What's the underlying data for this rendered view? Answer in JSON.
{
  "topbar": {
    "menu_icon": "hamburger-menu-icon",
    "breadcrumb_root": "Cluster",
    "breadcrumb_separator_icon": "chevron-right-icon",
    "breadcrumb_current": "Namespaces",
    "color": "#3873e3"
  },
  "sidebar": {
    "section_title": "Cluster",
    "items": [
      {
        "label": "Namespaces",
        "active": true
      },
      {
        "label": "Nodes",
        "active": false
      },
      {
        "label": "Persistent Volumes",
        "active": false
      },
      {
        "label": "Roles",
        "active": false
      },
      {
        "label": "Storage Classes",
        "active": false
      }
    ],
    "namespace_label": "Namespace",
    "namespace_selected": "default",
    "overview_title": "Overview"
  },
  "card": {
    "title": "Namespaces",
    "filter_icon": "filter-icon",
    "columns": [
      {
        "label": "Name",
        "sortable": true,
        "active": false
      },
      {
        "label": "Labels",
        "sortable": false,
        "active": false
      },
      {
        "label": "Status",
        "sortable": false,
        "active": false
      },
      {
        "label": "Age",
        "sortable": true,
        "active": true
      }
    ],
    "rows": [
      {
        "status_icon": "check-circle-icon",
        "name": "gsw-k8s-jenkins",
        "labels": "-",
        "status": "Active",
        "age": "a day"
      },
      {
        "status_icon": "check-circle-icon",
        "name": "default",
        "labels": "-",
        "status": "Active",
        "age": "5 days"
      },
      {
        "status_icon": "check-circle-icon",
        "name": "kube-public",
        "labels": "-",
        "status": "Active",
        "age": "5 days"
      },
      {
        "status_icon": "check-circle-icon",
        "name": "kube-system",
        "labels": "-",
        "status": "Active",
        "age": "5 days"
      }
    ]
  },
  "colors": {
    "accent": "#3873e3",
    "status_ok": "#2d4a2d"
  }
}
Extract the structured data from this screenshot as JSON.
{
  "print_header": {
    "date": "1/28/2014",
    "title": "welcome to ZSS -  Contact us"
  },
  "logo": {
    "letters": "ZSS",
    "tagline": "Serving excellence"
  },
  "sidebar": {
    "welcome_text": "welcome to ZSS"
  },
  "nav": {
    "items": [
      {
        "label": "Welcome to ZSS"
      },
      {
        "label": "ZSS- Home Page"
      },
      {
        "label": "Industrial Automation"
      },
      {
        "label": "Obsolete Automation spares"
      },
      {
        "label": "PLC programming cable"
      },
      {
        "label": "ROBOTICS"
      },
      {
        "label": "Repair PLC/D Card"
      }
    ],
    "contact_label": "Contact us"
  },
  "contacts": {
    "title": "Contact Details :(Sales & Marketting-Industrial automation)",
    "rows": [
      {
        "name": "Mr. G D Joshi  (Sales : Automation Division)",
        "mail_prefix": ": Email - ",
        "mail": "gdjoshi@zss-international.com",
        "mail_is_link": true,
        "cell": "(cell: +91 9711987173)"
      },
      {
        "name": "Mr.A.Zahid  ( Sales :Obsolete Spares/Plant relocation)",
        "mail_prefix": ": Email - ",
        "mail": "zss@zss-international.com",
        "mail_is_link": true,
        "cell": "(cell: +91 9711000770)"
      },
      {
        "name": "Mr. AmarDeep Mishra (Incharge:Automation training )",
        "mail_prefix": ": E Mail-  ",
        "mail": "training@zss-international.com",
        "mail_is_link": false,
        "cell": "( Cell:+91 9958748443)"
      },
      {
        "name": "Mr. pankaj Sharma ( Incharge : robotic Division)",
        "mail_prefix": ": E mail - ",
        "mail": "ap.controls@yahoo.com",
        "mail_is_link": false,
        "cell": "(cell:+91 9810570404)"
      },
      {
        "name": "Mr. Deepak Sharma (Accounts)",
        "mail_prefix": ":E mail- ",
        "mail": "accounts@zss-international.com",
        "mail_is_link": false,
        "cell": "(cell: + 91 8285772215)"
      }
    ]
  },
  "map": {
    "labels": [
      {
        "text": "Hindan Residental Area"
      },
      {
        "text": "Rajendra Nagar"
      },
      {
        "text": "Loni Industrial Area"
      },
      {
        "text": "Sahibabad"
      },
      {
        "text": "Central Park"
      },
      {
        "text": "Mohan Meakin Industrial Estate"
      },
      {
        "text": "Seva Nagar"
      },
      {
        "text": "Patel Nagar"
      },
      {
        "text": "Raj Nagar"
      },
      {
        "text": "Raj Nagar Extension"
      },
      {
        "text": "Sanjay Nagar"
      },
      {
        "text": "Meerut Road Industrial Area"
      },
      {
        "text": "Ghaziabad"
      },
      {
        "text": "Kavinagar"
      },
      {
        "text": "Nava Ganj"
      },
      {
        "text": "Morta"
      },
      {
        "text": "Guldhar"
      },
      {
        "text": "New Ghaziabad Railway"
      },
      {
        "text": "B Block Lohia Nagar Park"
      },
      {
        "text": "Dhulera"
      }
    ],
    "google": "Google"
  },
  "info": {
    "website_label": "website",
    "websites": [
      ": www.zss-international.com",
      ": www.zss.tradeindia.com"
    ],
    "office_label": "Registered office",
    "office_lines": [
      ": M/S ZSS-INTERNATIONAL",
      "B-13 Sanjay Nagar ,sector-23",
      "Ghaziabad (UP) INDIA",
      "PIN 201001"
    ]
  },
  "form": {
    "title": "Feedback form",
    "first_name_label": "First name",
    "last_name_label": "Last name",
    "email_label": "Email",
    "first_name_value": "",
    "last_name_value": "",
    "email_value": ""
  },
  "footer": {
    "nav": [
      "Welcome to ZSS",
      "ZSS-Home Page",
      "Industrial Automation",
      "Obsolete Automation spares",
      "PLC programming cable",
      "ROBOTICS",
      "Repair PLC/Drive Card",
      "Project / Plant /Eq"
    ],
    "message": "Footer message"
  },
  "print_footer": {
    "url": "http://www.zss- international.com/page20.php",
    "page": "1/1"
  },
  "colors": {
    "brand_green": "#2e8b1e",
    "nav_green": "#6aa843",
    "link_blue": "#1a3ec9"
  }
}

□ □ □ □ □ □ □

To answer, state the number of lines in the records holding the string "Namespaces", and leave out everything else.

3